Showing Collections: 1 - 7 of 7
Joseph Schillinger was a theorist and composer famous for developing the Schillinger System, a method of deconstructing music using geometric phase relationships. The collection contains correspondence, recordings, scrapbooks, photographs, artwork, manuscript scores, and other documents related to his professional and personal life.
Maurice Bessman is an emeritus professor of biochemistry and enzymology in the Department of Biology at Johns Hopkins University. This collection consists of workbooks, lecture notes, slides, transparencies, research notes, manuscripts, exams, conference papers and journal articles, photographs, and correspondence. These materials span 1956 to 2007.
The records of the Office of Public Information/News and Information range in date from 1945 to 2005 and relate to the office's coordination and publicity of university activities, particularly special events. Materials include subject files of people, places, and events associated with Johns Hopkins University, press releases, photographs, newsletters and newspapers including copies of the Johns Hopkins Gazette, and faculty files.
Otto Ortmann was the director of Peabody Conservatory of Music from 1928 to 1941 and founder of the conservatory's department of research, where he conducted studies on the education, psychology, and physiology of music. His papers include scores of original compositions, writings on music research, research notes, administrative files, concert programs, photographs, and teaching materials.
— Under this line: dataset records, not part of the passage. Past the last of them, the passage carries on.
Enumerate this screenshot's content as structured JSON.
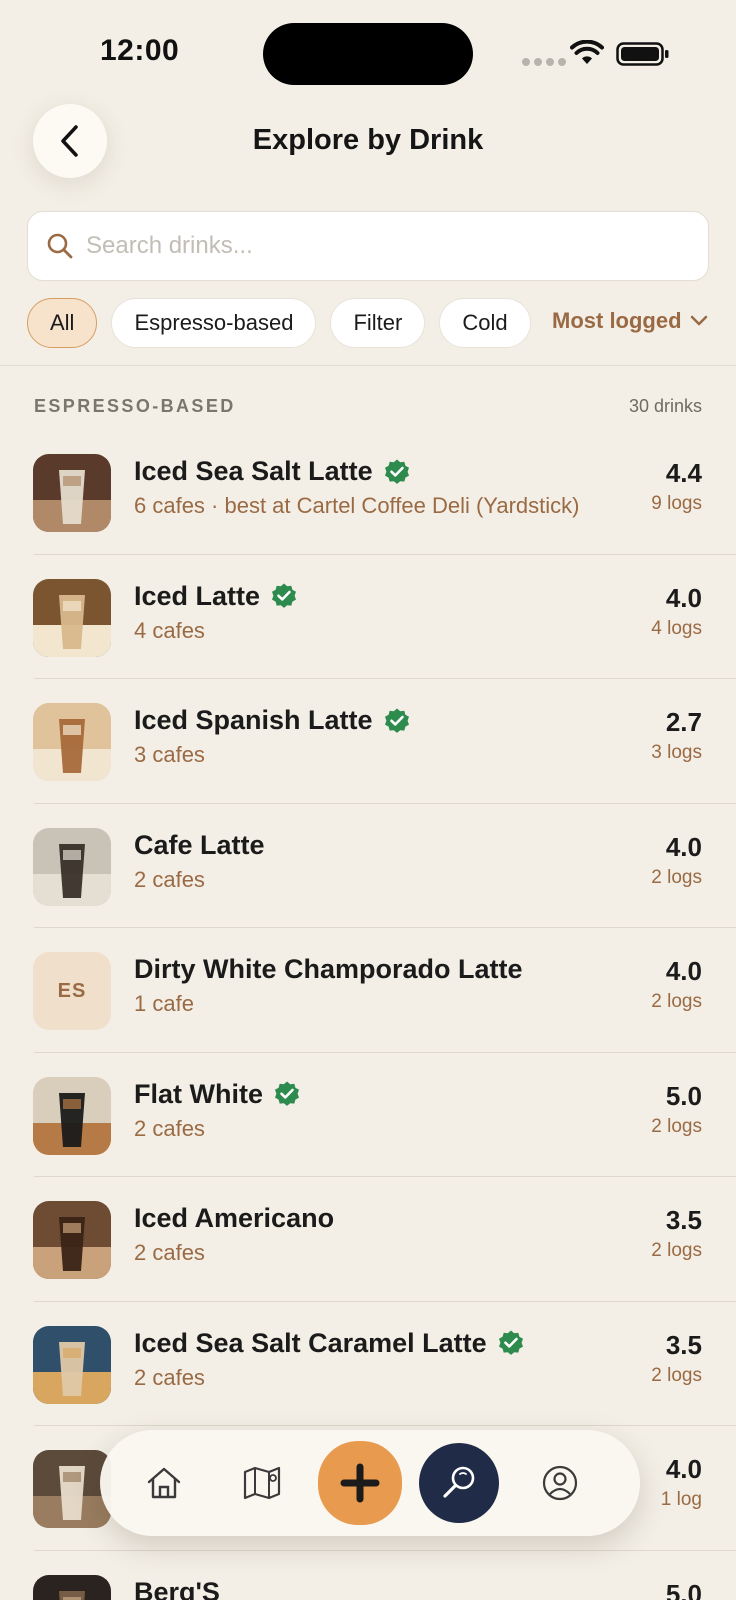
{
  "status": {
    "time": "12:00"
  },
  "header": {
    "title": "Explore by Drink"
  },
  "search": {
    "placeholder": "Search drinks..."
  },
  "filters": [
    {
      "label": "All",
      "active": true
    },
    {
      "label": "Espresso-based",
      "active": false
    },
    {
      "label": "Filter",
      "active": false
    },
    {
      "label": "Cold",
      "active": false
    }
  ],
  "sort": {
    "label": "Most logged"
  },
  "section": {
    "title": "ESPRESSO-BASED",
    "count": "30 drinks"
  },
  "drinks": [
    {
      "name": "Iced Sea Salt Latte",
      "verified": true,
      "sub": "6 cafes · best at Cartel Coffee Deli (Yardstick)",
      "rating": "4.4",
      "logs": "9 logs",
      "thumb": "photo",
      "colors": [
        "#5a3a2a",
        "#e6dccd",
        "#b08a68"
      ]
    },
    {
      "name": "Iced Latte",
      "verified": true,
      "sub": "4 cafes",
      "rating": "4.0",
      "logs": "4 logs",
      "thumb": "photo",
      "colors": [
        "#7a5530",
        "#d8b88c",
        "#f3e6cf"
      ]
    },
    {
      "name": "Iced Spanish Latte",
      "verified": true,
      "sub": "3 cafes",
      "rating": "2.7",
      "logs": "3 logs",
      "thumb": "photo",
      "colors": [
        "#e0c39a",
        "#a86a3a",
        "#f2e5d0"
      ]
    },
    {
      "name": "Cafe Latte",
      "verified": false,
      "sub": "2 cafes",
      "rating": "4.0",
      "logs": "2 logs",
      "thumb": "photo",
      "colors": [
        "#c9c2b6",
        "#3a2f2a",
        "#e4ded3"
      ]
    },
    {
      "name": "Dirty White Champorado Latte",
      "verified": false,
      "sub": "1 cafe",
      "rating": "4.0",
      "logs": "2 logs",
      "thumb": "initials",
      "initials": "ES"
    },
    {
      "name": "Flat White",
      "verified": true,
      "sub": "2 cafes",
      "rating": "5.0",
      "logs": "2 logs",
      "thumb": "photo",
      "colors": [
        "#d9cdbb",
        "#1a1a1a",
        "#b57a45"
      ]
    },
    {
      "name": "Iced Americano",
      "verified": false,
      "sub": "2 cafes",
      "rating": "3.5",
      "logs": "2 logs",
      "thumb": "photo",
      "colors": [
        "#6e4b33",
        "#3a2316",
        "#c9a17a"
      ]
    },
    {
      "name": "Iced Sea Salt Caramel Latte",
      "verified": true,
      "sub": "2 cafes",
      "rating": "3.5",
      "logs": "2 logs",
      "thumb": "photo",
      "colors": [
        "#2f4f6a",
        "#e0c8a8",
        "#d9a660"
      ]
    },
    {
      "name": "",
      "verified": false,
      "sub": "",
      "rating": "4.0",
      "logs": "1 log",
      "thumb": "photo",
      "colors": [
        "#5c4a3a",
        "#e8dccb",
        "#9a7d60"
      ]
    },
    {
      "name": "Berg'S",
      "verified": false,
      "sub": "",
      "rating": "5.0",
      "logs": "",
      "thumb": "photo",
      "colors": [
        "#2a2320",
        "#7a5f48",
        "#c9a885"
      ]
    }
  ],
  "nav": {
    "items": [
      {
        "icon": "home-icon"
      },
      {
        "icon": "map-icon"
      },
      {
        "icon": "plus-icon"
      },
      {
        "icon": "explore-icon"
      },
      {
        "icon": "profile-icon"
      }
    ]
  },
  "colors": {
    "accent": "#9a6a44",
    "orange": "#e89a4e",
    "navy": "#202c47",
    "verified": "#2e8b4e",
    "background": "#f3efe6"
  }
}
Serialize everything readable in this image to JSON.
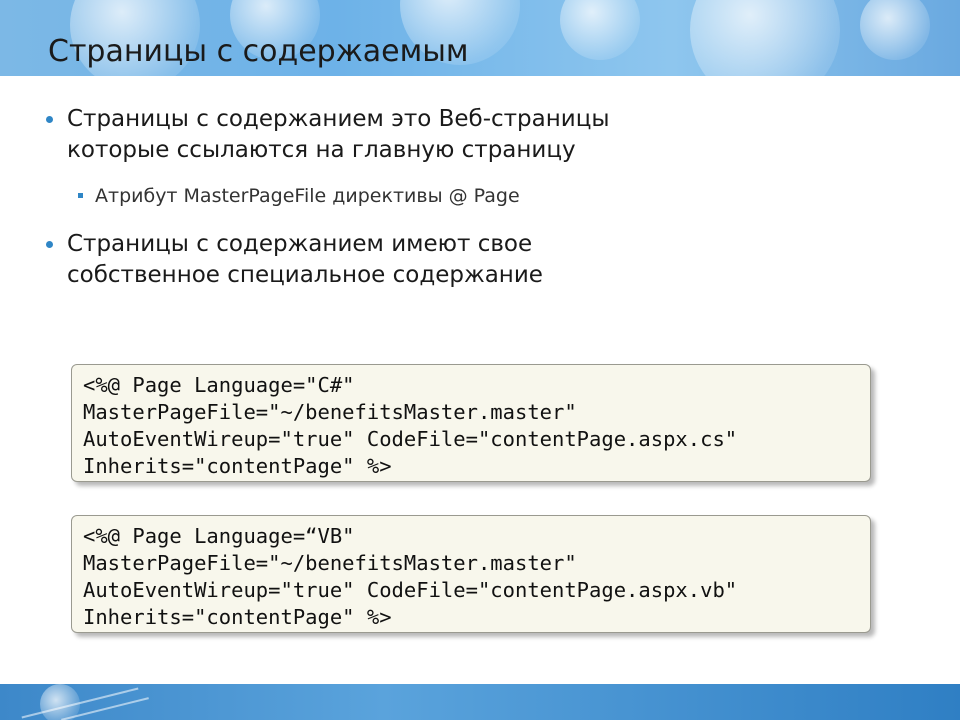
{
  "slide": {
    "title": "Страницы с содержаемым",
    "bullets": [
      {
        "lines": [
          "Страницы с содержанием это Веб-страницы",
          "которые ссылаются на главную страницу"
        ],
        "sub": [
          "Атрибут MasterPageFile директивы @ Page"
        ]
      },
      {
        "lines": [
          "Страницы с содержанием имеют свое",
          "собственное специальное содержание"
        ],
        "sub": []
      }
    ],
    "code_blocks": [
      {
        "lines": [
          "<%@ Page Language=\"C#\"",
          "MasterPageFile=\"~/benefitsMaster.master\"",
          "AutoEventWireup=\"true\" CodeFile=\"contentPage.aspx.cs\"",
          "Inherits=\"contentPage\" %>"
        ]
      },
      {
        "lines": [
          "<%@ Page Language=“VB\"",
          "MasterPageFile=\"~/benefitsMaster.master\"",
          "AutoEventWireup=\"true\" CodeFile=\"contentPage.aspx.vb\"",
          "Inherits=\"contentPage\" %>"
        ]
      }
    ]
  },
  "theme": {
    "bullet_color": "#2f86c6",
    "header_color": "#7cb8e6",
    "code_background": "#f8f7ec"
  }
}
The collection contains Raymond Cunningham's history notes and manuscripts pertaining to the biography of Herbert Baxter Adams. This collection has not been processed.
Sounds and Stories began in 2002 as an oral-history project. A Peabody Conservatory musicology seminar of 18 students interviewed dozens of participants in the music of Baltimore's black community to record their memories and to document their world and their legacy. The collection was assembled primarily from 1998 to 2004 and contains oral histories, photographs, and supporting research about African-American musical culture, especially in Baltimore from approximately 1930 to 1960.